At New Orleans he shifted north after working his way across the river. With the Mississippi behind him, he began to feel more careless. He had shifted from freight boxcars by this time, and was riding the rattlers, when on a clear, moonlit night the train came to a stop and Lazy felt someone beating on his feet and shouting: “Get out of there!”
He was quite aggrieved. He had not noted the lights of a station and thought that the train had merely stopped to take on water. Therefore he worked his way off the rods with some irritation and stood before the conductor.
“You worthless swine,”shouted that official,
“you can't get by with this sort of stuff on my train! Beat it!”
“My,” sighed Lazy, “ain't you rough.”
Something in his soft voice made the conductor raise his lantern to look over his tramp more carefully. At the same time he took several backward steps. “It's all right,” said the conductor, “but you can't travel on my train. Wait for the next one. There's a freight due in a few hours.” He continued his backward progress, still with his lantern held high and shining into Lazy's eyes.
“Wait a minute, old pal,” said Lazy, “I reckon I've traveled quite a ways from my old stamping grounds. Just what part of the country may this be?”
The conductor laughed somewhat uneasily. “This is eastern Tennessee,” he said. “Don't you see the mountains?”
With that he swung himself onto his steps, waved his lantern, and the train went swirling out into the night, leaving Lazy, rapt and motionless, staring the other way. He might have caught one of the rearward coaches, but he had quite forgotten the existence of the train. He had almost forgotten what mountains were like, so long had he been conscious only of the white, shining levels and flat monotony of the Texas plains.
Now he remembered. Now a thousand things came back to him. He felt the full force of the velvet-black masses rolling and leaping up to the cool blue sky. And a light May wind touched his forehead with a remembered gentleness and laden with forgotten scents of unseen, growing things.
He was fresh from the vast arching horizons of the desert. He was fresh from space filled only with terrible heat or formless night, a space wherein man's thought grows into a meaningless monody of
commonplace. But here was space more impressive because it was partly filled. There was the sense of life in every movement of the air. The sky was framed between the muscular upthrusting arms of the hills. He let his eyes move softly from one familiar outline to the next.

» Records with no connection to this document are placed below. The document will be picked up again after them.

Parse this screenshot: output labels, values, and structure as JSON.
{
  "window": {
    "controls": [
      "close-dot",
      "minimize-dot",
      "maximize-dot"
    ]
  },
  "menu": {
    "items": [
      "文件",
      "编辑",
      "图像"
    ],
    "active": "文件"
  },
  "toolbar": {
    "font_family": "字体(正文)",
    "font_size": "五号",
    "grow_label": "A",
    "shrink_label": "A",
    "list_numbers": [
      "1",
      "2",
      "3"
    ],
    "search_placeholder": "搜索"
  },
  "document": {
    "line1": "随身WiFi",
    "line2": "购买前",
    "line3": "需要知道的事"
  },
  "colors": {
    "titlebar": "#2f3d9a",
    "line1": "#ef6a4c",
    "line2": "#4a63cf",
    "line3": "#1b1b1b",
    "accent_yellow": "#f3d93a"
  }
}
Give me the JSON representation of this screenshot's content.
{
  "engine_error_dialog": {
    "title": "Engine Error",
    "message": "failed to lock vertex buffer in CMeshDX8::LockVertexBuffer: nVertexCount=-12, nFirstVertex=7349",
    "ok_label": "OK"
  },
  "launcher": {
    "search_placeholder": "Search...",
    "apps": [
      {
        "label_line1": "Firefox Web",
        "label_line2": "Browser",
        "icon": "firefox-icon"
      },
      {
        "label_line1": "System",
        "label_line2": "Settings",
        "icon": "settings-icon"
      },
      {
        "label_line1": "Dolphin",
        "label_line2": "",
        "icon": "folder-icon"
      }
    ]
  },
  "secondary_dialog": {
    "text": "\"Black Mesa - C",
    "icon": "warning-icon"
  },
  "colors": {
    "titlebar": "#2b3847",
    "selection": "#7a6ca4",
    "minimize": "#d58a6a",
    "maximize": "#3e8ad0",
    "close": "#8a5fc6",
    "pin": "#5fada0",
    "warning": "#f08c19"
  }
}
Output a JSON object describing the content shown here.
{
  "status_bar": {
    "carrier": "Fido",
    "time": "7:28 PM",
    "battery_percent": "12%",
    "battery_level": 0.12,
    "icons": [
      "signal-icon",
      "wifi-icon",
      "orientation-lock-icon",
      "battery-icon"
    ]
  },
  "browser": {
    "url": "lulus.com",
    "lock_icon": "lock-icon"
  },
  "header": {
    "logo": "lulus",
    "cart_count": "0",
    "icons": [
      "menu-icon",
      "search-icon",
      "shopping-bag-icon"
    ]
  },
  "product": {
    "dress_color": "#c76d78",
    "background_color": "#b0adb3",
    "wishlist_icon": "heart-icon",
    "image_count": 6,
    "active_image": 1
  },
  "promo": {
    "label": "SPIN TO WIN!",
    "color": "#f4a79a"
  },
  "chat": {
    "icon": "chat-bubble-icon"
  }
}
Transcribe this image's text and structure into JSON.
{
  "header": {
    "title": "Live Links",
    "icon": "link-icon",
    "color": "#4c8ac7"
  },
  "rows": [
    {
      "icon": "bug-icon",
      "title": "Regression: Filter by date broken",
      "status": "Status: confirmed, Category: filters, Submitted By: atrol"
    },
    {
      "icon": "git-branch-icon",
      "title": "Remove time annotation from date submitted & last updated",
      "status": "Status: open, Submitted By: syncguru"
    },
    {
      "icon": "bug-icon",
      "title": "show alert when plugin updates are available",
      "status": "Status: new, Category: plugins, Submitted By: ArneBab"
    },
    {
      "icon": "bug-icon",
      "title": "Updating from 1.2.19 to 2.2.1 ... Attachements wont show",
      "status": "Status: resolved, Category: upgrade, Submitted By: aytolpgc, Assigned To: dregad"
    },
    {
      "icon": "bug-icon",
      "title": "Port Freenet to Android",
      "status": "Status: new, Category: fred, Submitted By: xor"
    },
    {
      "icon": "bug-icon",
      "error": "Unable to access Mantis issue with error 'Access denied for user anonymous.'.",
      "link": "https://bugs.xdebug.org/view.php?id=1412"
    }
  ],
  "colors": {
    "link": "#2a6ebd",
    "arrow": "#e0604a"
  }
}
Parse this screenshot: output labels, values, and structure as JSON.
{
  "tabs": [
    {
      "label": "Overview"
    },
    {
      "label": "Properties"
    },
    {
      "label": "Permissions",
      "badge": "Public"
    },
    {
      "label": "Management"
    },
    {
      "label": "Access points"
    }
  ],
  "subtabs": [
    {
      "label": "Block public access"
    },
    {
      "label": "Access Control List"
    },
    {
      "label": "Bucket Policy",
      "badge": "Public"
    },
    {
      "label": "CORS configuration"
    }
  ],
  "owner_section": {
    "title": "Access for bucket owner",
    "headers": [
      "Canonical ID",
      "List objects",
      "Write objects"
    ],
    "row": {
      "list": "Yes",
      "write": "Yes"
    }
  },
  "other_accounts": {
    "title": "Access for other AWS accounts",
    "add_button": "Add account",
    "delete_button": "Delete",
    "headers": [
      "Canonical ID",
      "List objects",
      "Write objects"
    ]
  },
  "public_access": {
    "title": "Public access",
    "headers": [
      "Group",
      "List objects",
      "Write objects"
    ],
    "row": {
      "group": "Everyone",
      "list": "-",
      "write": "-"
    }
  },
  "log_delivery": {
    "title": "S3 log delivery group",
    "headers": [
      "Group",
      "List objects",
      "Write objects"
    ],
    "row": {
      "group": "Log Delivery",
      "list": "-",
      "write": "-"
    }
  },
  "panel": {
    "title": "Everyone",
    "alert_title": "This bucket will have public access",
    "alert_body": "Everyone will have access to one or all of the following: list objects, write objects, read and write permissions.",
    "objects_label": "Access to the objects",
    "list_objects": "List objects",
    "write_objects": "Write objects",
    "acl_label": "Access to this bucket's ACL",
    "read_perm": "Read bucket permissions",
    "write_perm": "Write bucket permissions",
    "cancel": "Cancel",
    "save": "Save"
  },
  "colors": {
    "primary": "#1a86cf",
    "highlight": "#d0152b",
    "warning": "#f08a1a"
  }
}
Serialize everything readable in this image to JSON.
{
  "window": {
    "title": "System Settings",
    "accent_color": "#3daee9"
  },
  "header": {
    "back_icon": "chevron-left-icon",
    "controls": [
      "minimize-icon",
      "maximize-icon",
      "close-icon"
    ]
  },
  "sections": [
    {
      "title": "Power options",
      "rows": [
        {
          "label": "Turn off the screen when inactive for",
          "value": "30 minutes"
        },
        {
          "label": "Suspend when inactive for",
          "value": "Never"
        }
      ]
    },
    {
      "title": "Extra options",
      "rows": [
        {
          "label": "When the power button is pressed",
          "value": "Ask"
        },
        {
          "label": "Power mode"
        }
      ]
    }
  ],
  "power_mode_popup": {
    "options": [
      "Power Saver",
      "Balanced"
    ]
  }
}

Lazy Purdue removed his shapeless hat and stretched his arms and legs where they still ached from the continuous jar of the rods. “Lazy, my friend,” he murmured, “I reckon you've been a tolerable long time coming back home, but you've arrived here at last.”
He started up the road that wound dimly up- and downhill, beside woods where all the leaves were murmurously astir, beside rolling pasture land where the bells sounded faintly as the cattle moved, browsing. He could see them sometimes in the moonlight. And once on a hilltop, black against the skyline, a great bull paused and turned his head and gazed at him in sullen, bovine inquiry.
He did not know how far he had walked when he heard a beat of galloping hoofs behind him. He turned to stop the rider and parley. The horseman came to an abrupt halt before his upraised arm, and Lazy found himself looking up into a handsome, boyish face, above which a broad-brimmed hat flared cavalier fashion. A cravat was folded loosely about his throat.
“Who might you be?” queried the boy, frowning curiously at him.
“I'm a stranger,” began Lazy Purdue's soft voice, “and I'm looking for work. Can you tell me where I'm apt to find it in these parts?”
The boy considered him a moment, rubbing his chin as if in thought. “Sure,” he said after the moment's pause. “I reckon there's two places where
you'd find work. One's over to McLane's. I don't know as I'd advise anyone goin' there.”